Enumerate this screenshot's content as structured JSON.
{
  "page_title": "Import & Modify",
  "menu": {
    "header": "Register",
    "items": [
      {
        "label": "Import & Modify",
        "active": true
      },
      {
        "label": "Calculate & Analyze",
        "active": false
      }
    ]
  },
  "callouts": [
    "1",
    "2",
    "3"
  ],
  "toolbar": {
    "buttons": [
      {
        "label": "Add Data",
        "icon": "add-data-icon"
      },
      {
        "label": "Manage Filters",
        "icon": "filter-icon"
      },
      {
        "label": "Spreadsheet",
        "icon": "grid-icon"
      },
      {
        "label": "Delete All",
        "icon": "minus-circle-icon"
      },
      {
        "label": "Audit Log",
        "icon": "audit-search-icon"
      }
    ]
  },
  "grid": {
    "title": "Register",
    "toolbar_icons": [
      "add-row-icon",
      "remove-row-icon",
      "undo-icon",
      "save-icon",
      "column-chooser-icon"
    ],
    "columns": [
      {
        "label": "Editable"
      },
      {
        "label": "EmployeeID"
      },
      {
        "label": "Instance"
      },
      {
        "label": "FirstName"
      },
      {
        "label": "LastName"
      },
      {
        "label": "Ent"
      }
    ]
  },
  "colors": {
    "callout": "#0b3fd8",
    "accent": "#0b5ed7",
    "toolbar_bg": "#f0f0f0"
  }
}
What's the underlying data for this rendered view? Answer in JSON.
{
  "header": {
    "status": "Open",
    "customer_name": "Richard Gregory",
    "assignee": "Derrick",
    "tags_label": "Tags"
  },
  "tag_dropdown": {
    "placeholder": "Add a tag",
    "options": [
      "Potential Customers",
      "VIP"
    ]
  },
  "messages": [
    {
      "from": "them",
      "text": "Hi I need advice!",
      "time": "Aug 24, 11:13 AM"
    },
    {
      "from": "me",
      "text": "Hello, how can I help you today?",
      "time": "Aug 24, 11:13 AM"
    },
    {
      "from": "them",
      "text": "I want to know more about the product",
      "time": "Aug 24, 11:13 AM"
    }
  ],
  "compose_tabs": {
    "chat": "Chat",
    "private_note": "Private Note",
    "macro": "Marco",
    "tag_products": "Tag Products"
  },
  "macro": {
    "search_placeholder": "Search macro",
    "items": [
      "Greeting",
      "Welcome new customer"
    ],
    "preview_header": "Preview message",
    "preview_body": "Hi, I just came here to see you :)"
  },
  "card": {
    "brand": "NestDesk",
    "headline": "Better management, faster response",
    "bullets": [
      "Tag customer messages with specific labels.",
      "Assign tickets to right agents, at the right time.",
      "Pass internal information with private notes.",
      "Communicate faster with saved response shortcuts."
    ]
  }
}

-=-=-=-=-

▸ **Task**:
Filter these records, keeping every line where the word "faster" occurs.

▸ **Solution to this problem**:
    "headline": "Better management, faster response",
      "Communicate faster with saved response shortcuts."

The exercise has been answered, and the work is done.